Firstly, I loved Room, I really loved The Handmaiden and I have always loved a good period ghost story in the vein of E.F. Benson’s How Fear Departed from the Long Gallery or William Hope Hodgeson’s The Horse of the Invisible (don’t you want to read that just from the title?), so all things considered: the director of the best film of 2015 adapting a book from the author of the best film of probably the last FIVE years, set in a haunted, dilapidated old manor in post-war England…it’s no surprise that I should really love this movie.
The story follows the grave young working-class doctor Faraday who is called to the rundown Hundreds Hall and falls for the lady of the manor Catherine, but as their relationship grows more troubled, the ghostly manifestations of the house grow more malevolent.
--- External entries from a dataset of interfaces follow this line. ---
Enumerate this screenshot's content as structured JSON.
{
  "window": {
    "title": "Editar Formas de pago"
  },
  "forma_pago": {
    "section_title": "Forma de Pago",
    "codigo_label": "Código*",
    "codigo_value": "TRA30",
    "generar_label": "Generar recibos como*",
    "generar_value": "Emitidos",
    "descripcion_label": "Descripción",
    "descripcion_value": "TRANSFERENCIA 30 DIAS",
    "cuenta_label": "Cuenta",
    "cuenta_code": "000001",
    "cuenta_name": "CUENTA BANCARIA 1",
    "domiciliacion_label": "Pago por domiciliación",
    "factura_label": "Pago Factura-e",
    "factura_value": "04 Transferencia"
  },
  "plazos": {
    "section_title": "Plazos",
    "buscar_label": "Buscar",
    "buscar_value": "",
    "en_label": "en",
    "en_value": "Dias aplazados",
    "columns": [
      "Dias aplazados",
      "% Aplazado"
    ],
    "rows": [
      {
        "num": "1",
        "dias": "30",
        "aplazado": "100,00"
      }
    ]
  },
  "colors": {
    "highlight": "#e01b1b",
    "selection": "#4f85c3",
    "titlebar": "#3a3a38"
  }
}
I’ve not yet read any of Sarah Waters novels (I have an unread copy of Fingersmith on my shelf) but I am beginning to develop a huge respect for her work since adaptations of her novels have led to two movies that I immediately wanted to see again, so dense and tricky were they, so full of lines that once spoken, hang, glinting in the scene like the reveal of a loaded gun, heavy with implication and inference. Many of the basic story elements here will be familiar to viewers of The Handmaiden, especially the theme of class and importance of architecture (the production design in both films is paramount and incidentally fantastic). Both films feature characters from opposite sides of the class divide, one hoping to inveigle themselves into the upper echelons, the other to extricate themselves from them. Both films begin with the main character arriving at a great house, the long journey up the winding drive to the house through a fairy-tale dark wood, and coming to know the denizens of the sinister home, who all seem to be a little crooked and ill, like Brideshead Revisited with a sadistic glint in its eye. Although this film is far more cynical and less satisfying than The Handmaiden. Where the latter enthralled with how measured and detailed every facet was, all whirring and ticking like the workings of an intricate machine of entertainment, The Little Stranger is chill and ambiguous, but just as menacing and cunningly constructed, like reaching through a veil to reveal a different scene from the one you expected.
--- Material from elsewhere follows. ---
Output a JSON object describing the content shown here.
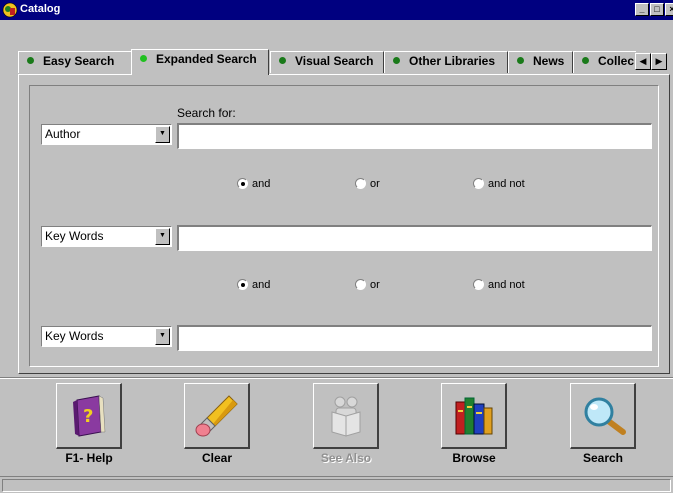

The film lacks the Handmaiden’s cloying sex appeal, replaced with a ghostly chill and arch style, with uncomfortable close shots interspersed with uncomfortable far shots, long periods of stillness and deep concentration broken with indecent violent outbursts.
The film is stunningly impressive in its construction, possibly the best made film of 2018 (but what does ‘best made’ mean anyway), with a strange headiness and use of the medium that demands a querying audience and boasts some fabulous performances, with Ruth Wilson as the particular standout, battling through arch lines and wrought emotions with a perfect balance of tragic dignity and upper class absurdity, she renders the character beautifully sympathetic.
I feel that, although not in the same tier yet (a second viewing may augment that, this is a film that demands to be appreciated in its fullness), this may be this year’s Personal Shopper, a strange, perplexing labyrinth which is technically best described as a ghost story, but to do so is to miss every other reason to go see it.